It reports the results of the ninth year of the BEACH program, April 2006 to March 2007. Data reported by 930 general practitioners on 93,000 GPpatient encounters are used to describe aspects of general practice in Australia: the general practitioners and their patients; the problems managed and the treatments provided.

Swinging into it’s 10th year or so it is the only real guide to what GPs actually do and see in their practices.

comment: Strange as it might seem in this day and age GPs, the gatekeepers of the australian health system, do not actually keep any data (clinical or otherwise) that is able to be aggregated in any form.

Dave Bath
16 years ago

APO and the OzParlLib DO have feeds. I also have a shared-items feed/page that has my picks from around the traps, which I flag in Google Reader rather than merely aggregate. Perhaps you guys can do the same?

Here are some Feed URLs similar to your picks above.
APO Comment and Analysis
APO Reports$file/abs_rss.xml
Centre for Policy Development Updates
Parliament National Month/Soc indicators
Parl Library Publications
Oz Fed Parl Inquiries

(To see what the GoogleReaderSharedItems look like, here is my list as a web page. And if you go to the second page, you’ll see N.Gruen’s PPP club troppo piece there)

16 years ago

Thanks Ken.

I for one am glad that human trafficking is enough of a priority to merit some research. Another moral argument in favour of more liberal immigration, or at least partly.

dr faustus
16 years ago

I presume that you folks realise that APO has a weekly newsletter, where they will email you out a list and brief summary of all of the interesting government and other research reports? I haven’t re-subscribed since I’ve moved job (and email address), but I used to find it required reading (particularly to see if they’d picked up any of my publications!).

Not that an occasionally blog summary isn’t a bad idea, (I don’t know whether APO have everything they have in their email newsletter in their feed, for example, and for some people RSS might be more convenient than email) but it’s what the APO folk have been doing for a while.

16 years ago

This is great Ken. Thank you. I get a million updates from research centres etc into my inbox, but rarely have the time to actually read through them.

Dave Bath
16 years ago
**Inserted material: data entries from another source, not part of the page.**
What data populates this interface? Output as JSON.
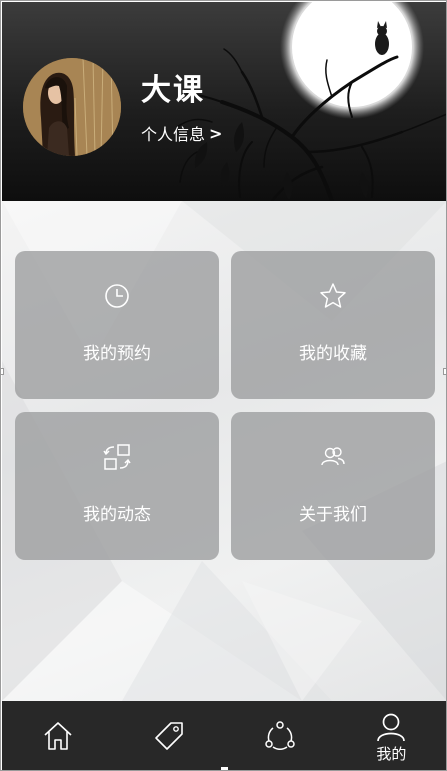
{
  "profile": {
    "name": "大课",
    "link_label": "个人信息",
    "link_arrow": ">"
  },
  "tiles": [
    {
      "label": "我的预约",
      "icon": "clock-icon"
    },
    {
      "label": "我的收藏",
      "icon": "star-icon"
    },
    {
      "label": "我的动态",
      "icon": "swap-icon"
    },
    {
      "label": "关于我们",
      "icon": "users-icon"
    }
  ],
  "tabbar": {
    "items": [
      {
        "icon": "home-icon",
        "label": ""
      },
      {
        "icon": "tag-icon",
        "label": ""
      },
      {
        "icon": "share-icon",
        "label": ""
      },
      {
        "icon": "user-icon",
        "label": "我的"
      }
    ]
  },
  "colors": {
    "header_bg": "#1e1e1e",
    "tile_bg": "#9b9c9e",
    "tabbar_bg": "#282828",
    "text_light": "#ffffff"
  }
}
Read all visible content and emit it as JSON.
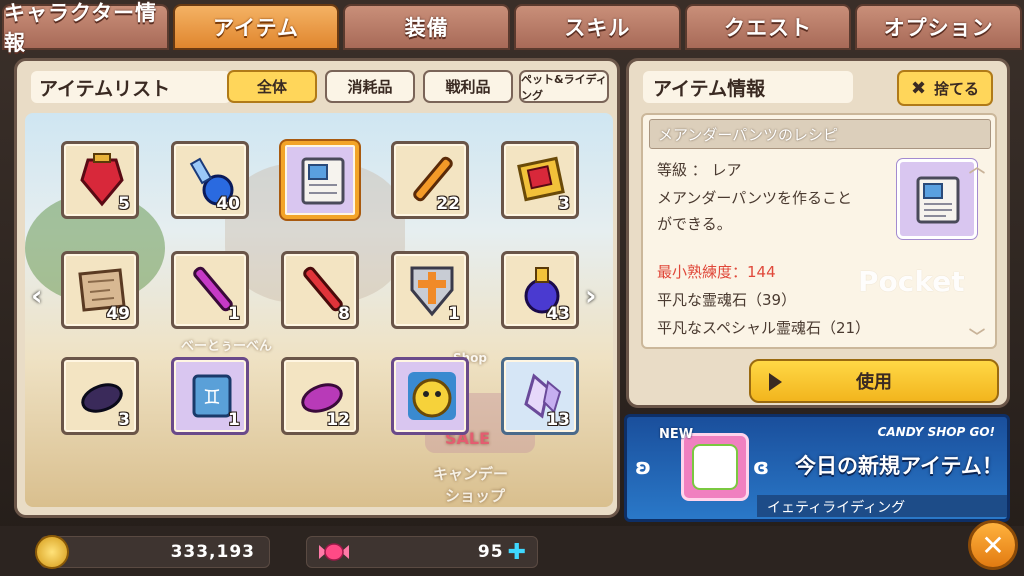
{
  "tabs": [
    "キャラクター情報",
    "アイテム",
    "装備",
    "スキル",
    "クエスト",
    "オプション"
  ],
  "active_tab": 1,
  "item_list": {
    "title": "アイテムリスト",
    "filters": [
      "全体",
      "消耗品",
      "戦利品",
      "ペット&ライディング"
    ],
    "active_filter": 0
  },
  "scene_text": {
    "shop_top": "Shop",
    "sale": "SALE",
    "candy_shop": "キャンデー",
    "candy_shop2": "ショップ",
    "player_name": "べーとぅーべん"
  },
  "items": [
    {
      "icon": "red-gem-potion-icon",
      "count": "5",
      "style": "normal"
    },
    {
      "icon": "blue-potion-icon",
      "count": "40",
      "style": "normal"
    },
    {
      "icon": "recipe-scroll-icon",
      "count": "",
      "style": "selected"
    },
    {
      "icon": "orange-vial-icon",
      "count": "22",
      "style": "normal"
    },
    {
      "icon": "gold-frame-icon",
      "count": "3",
      "style": "normal"
    },
    {
      "icon": "map-scroll-icon",
      "count": "49",
      "style": "normal"
    },
    {
      "icon": "purple-vial-icon",
      "count": "1",
      "style": "normal"
    },
    {
      "icon": "red-vial-icon",
      "count": "8",
      "style": "normal"
    },
    {
      "icon": "cross-shield-icon",
      "count": "1",
      "style": "normal"
    },
    {
      "icon": "mana-elixir-icon",
      "count": "43",
      "style": "normal"
    },
    {
      "icon": "dark-soul-stone-icon",
      "count": "3",
      "style": "normal"
    },
    {
      "icon": "gemini-scroll-icon",
      "count": "1",
      "style": "purple"
    },
    {
      "icon": "pink-soul-stone-icon",
      "count": "12",
      "style": "normal"
    },
    {
      "icon": "yellow-pet-icon",
      "count": "",
      "style": "purple"
    },
    {
      "icon": "crystal-shard-icon",
      "count": "13",
      "style": "bluebg"
    }
  ],
  "pager": {
    "pages": 2,
    "current": 0
  },
  "item_info": {
    "title": "アイテム情報",
    "discard_label": "捨てる",
    "name": "メアンダーパンツのレシピ",
    "grade_line": "等級 ： レア",
    "desc_line1": "メアンダーパンツを作ること",
    "desc_line2": "ができる。",
    "min_skill": "最小熟練度：144",
    "material1": "平凡な霊魂石（39）",
    "material2": "平凡なスペシャル霊魂石（21）",
    "watermark": "Pocket",
    "use_label": "使用"
  },
  "banner": {
    "new_tag": "NEW",
    "shop_label": "CANDY SHOP GO!",
    "headline": "今日の新規アイテム！",
    "item_name": "イェティライディング"
  },
  "currency": {
    "meso": "333,193",
    "candy": "95"
  },
  "colors": {
    "active_tab": "#e0862e",
    "selected_slot": "#f3a428",
    "accent_yellow": "#ffd65a",
    "banner_blue": "#1a4f9c",
    "red_text": "#e0483a"
  }
}
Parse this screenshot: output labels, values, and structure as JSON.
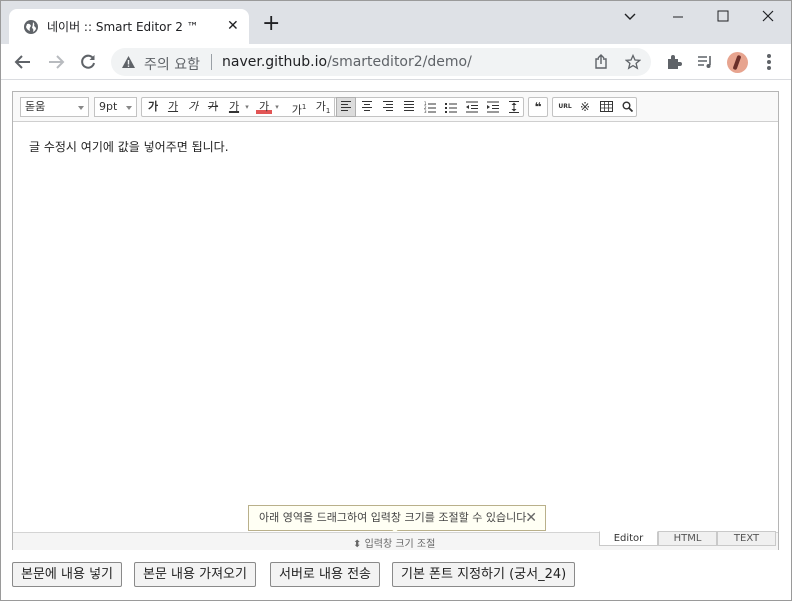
{
  "browser": {
    "tab_title": "네이버 :: Smart Editor 2 ™",
    "tab_close": "✕",
    "new_tab": "+",
    "security_warning": "주의 요함",
    "url_host": "naver.github.io",
    "url_path": "/smarteditor2/demo/"
  },
  "editor": {
    "font_family": "돋움",
    "font_size": "9pt",
    "format_buttons": [
      "가",
      "가",
      "가",
      "가",
      "가",
      "가"
    ],
    "superscript": "가",
    "subscript": "가",
    "url_button": "URL",
    "quote_button": "❝",
    "content": "글 수정시 여기에 값을 넣어주면 됩니다.",
    "resize_tip": "아래 영역을 드래그하여 입력창 크기를 조절할 수 있습니다.",
    "resize_label": "입력창 크기 조절",
    "modes": [
      "Editor",
      "HTML",
      "TEXT"
    ]
  },
  "buttons": {
    "insert_content": "본문에 내용 넣기",
    "get_content": "본문 내용 가져오기",
    "send_to_server": "서버로 내용 전송",
    "set_default_font": "기본 폰트 지정하기 (궁서_24)"
  }
}
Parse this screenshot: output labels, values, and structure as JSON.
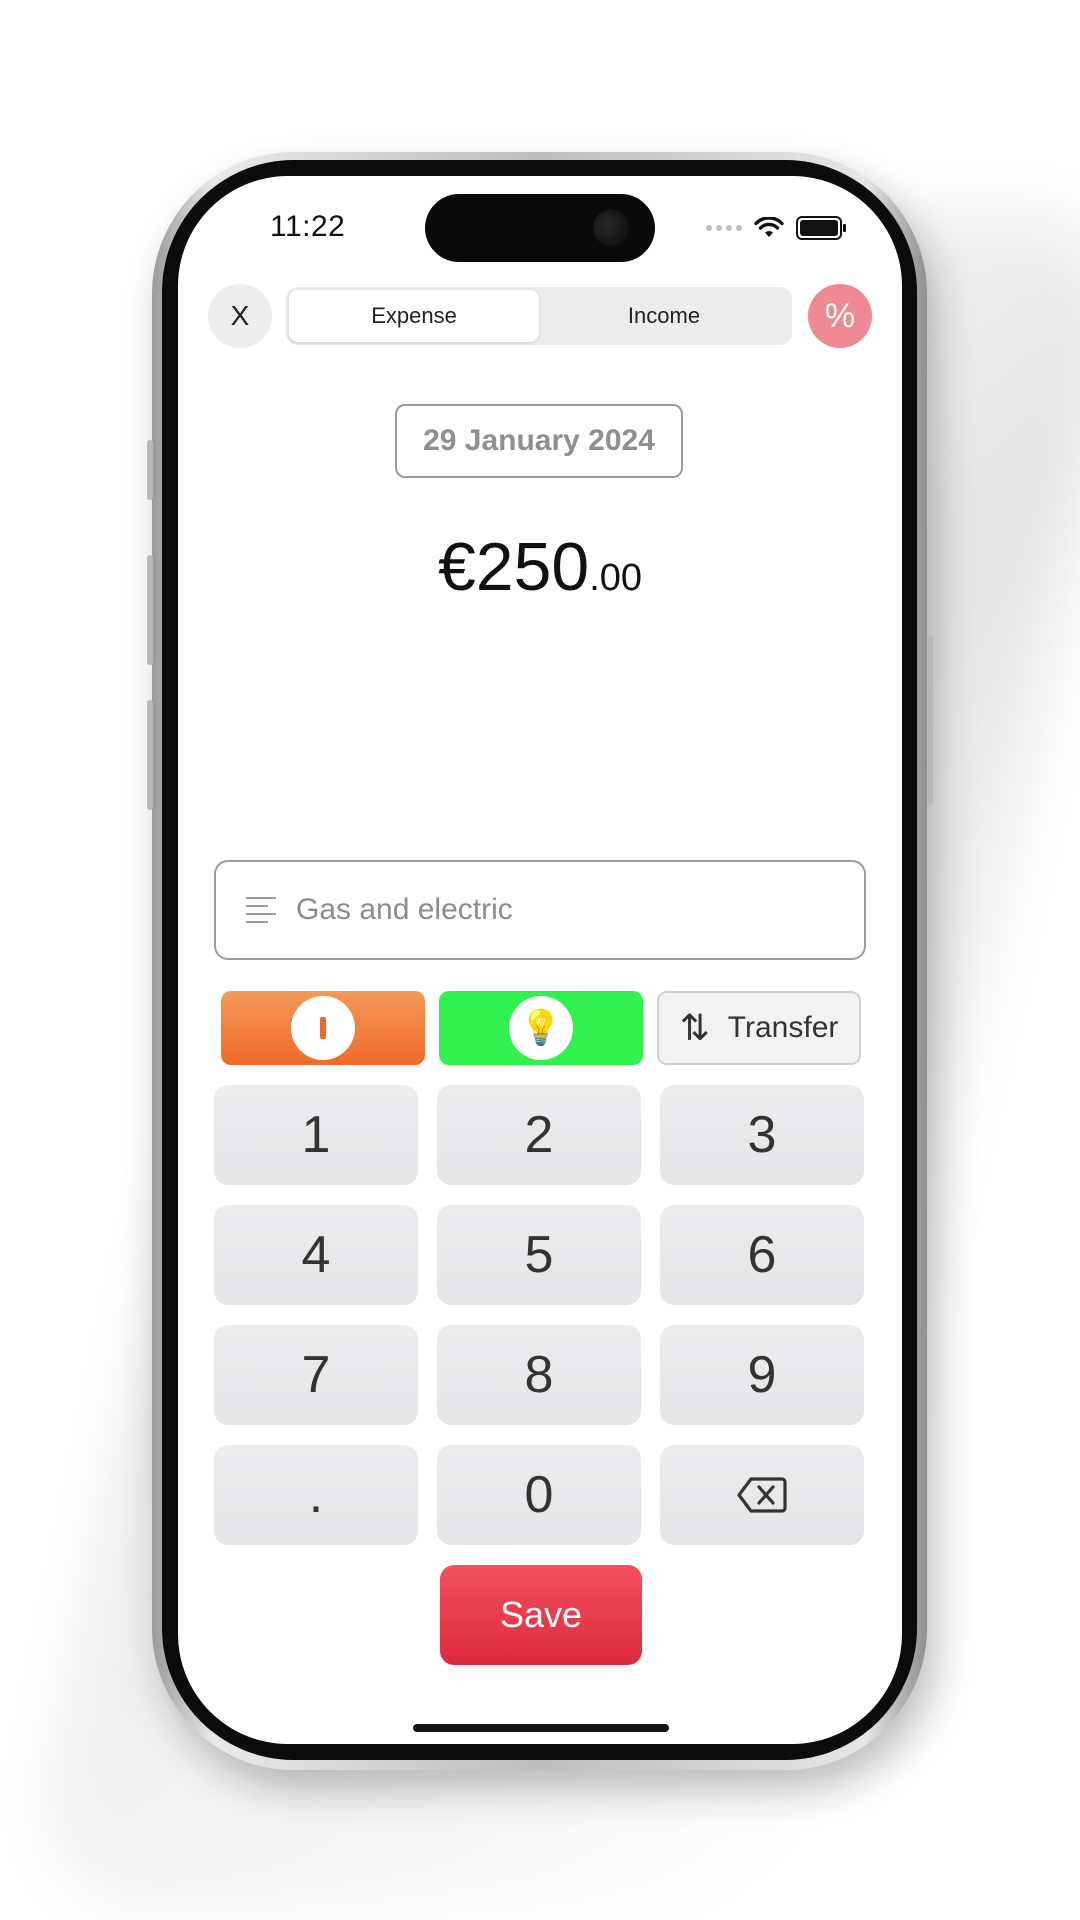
{
  "status_bar": {
    "time": "11:22"
  },
  "header": {
    "close_label": "X",
    "segments": [
      {
        "label": "Expense",
        "active": true
      },
      {
        "label": "Income",
        "active": false
      }
    ],
    "percent_label": "%"
  },
  "date": {
    "label": "29 January 2024"
  },
  "amount": {
    "main": "€250",
    "decimals": ".00"
  },
  "note": {
    "value": "Gas and electric",
    "icon": "text-lines-icon"
  },
  "categories": [
    {
      "name": "orange-category",
      "color": "#EF6A2B",
      "icon": "i-bar-icon"
    },
    {
      "name": "green-category",
      "color": "#2FF24D",
      "icon": "lightbulb-icon",
      "glyph": "💡"
    },
    {
      "name": "transfer",
      "label": "Transfer",
      "icon": "swap-arrows-icon",
      "glyph": "⇅"
    }
  ],
  "keypad": {
    "keys": [
      "1",
      "2",
      "3",
      "4",
      "5",
      "6",
      "7",
      "8",
      "9",
      ".",
      "0",
      "⌫"
    ]
  },
  "save": {
    "label": "Save",
    "color": "#DC2A3C"
  },
  "colors": {
    "percent_button": "#EF8A92",
    "accent_red": "#DC2A3C"
  }
}
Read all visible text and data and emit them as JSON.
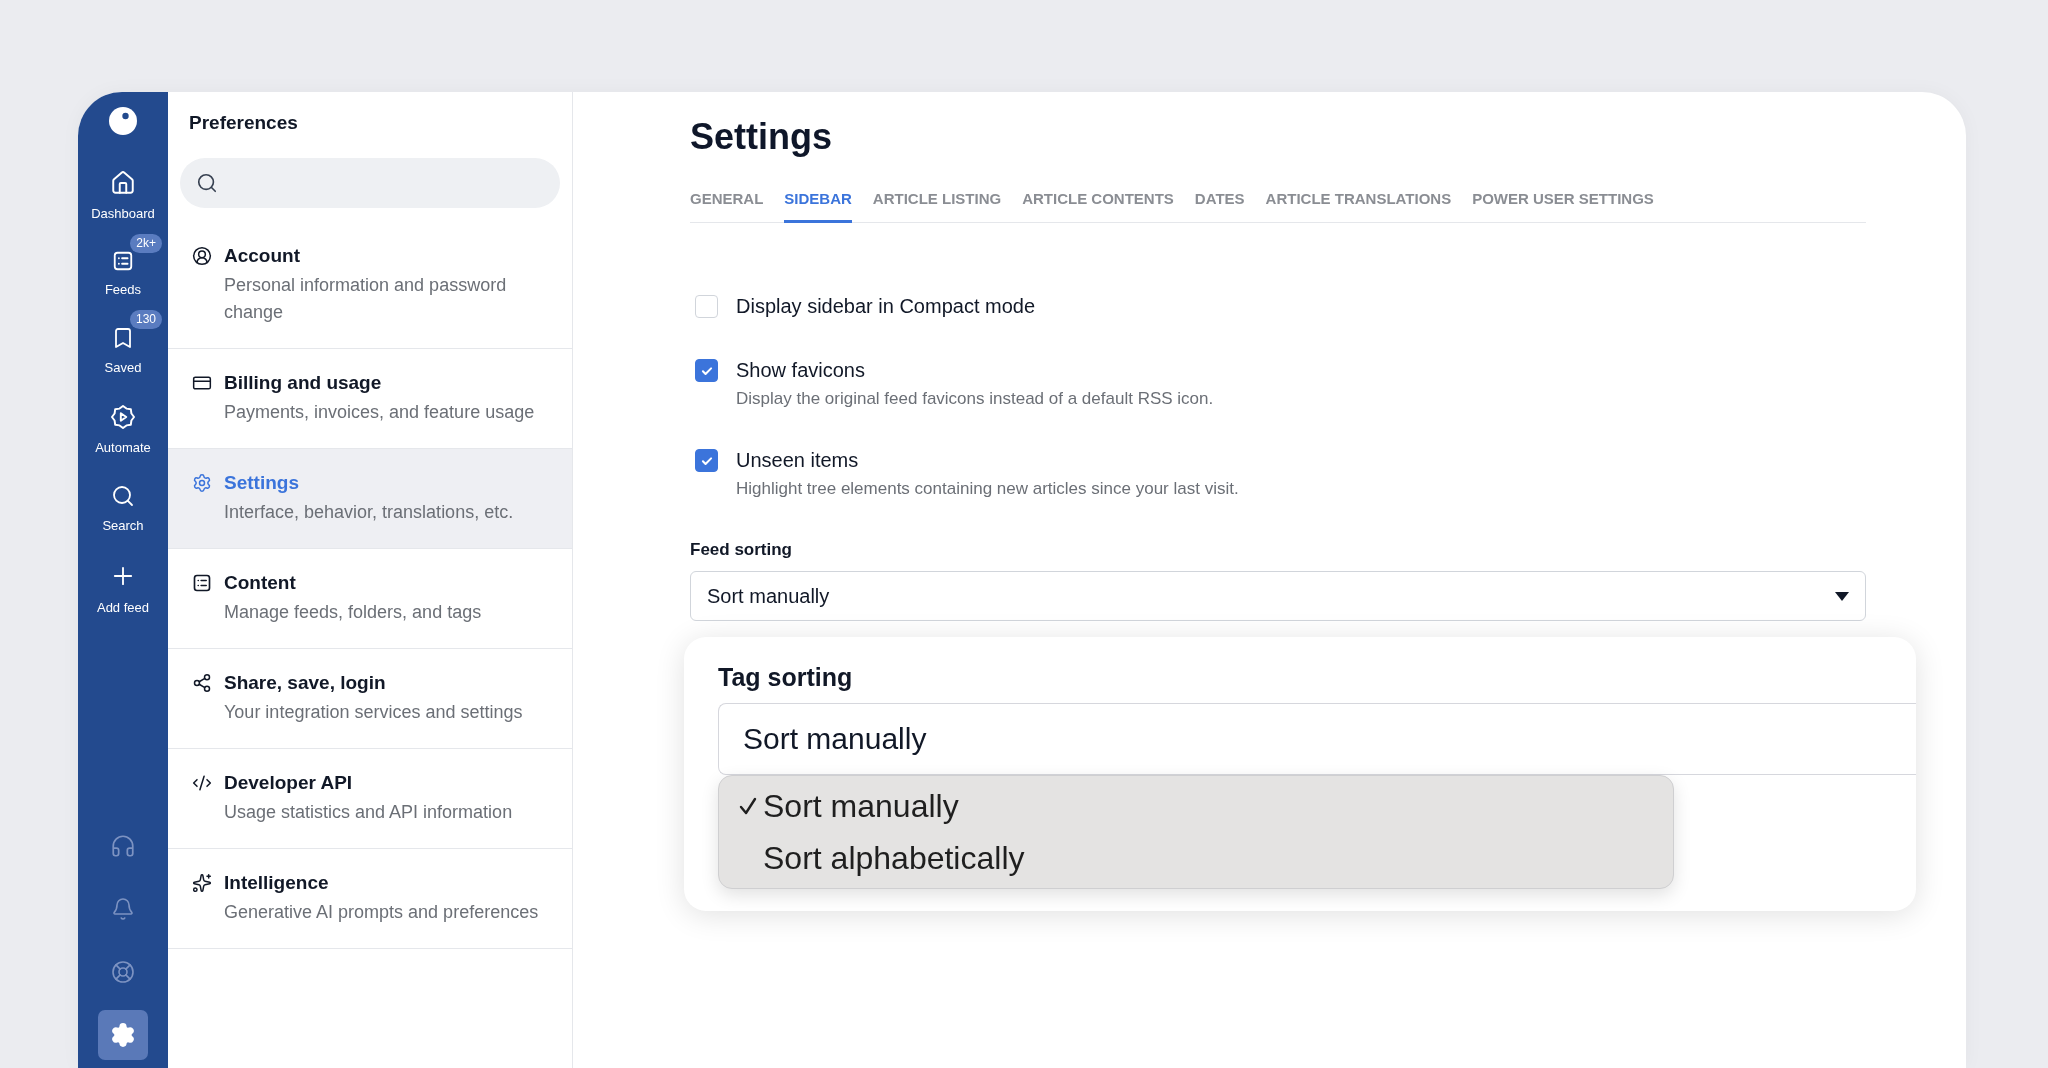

You said: “I dont think theyre a substitute for at least some element of human selection and editing though”

That’s exactly why I’m saying the Google Reader “share items” (rather than a mere aggregate of all posts from feeds of interest) works well. THATs why the clubtroppo PPP article is in my “shared items page/feed”, but the rest of clubtroppos before or since aren’t. As an aside, it’s possible to have TWO selective sets of items – one “shared”, and one “starred”, although you’ll have to mark starred items as public. (In GoogleReader go “Settings”->”Tags” to manipulate this).

This is NOT to be confused with putting a feed into a category and making the category public – that acts merely as an aggregator.

You can also “subscribe” to a feed, flag a particular item, then unsubscribe – and the item you’ve flagged remains in your shared items for all to see.

Also note that the order in the “shared items” page/feed reflects the order you flagged them rather than the order they were originally posted.

If you guys create such a feed of flagged items, I’d love to have it, although it will match only a single google user, so if you want to manage the list collectively among troppodilians, you’ll have to create a shared email address and all know the password.

16 years ago

I’m still waiting on feedback on how the AUSFTA is bearing up. We got feedback after the first year of its operation and haven’t heard a peep about it since.

16 years ago

I am enjoying the Defence Study read though.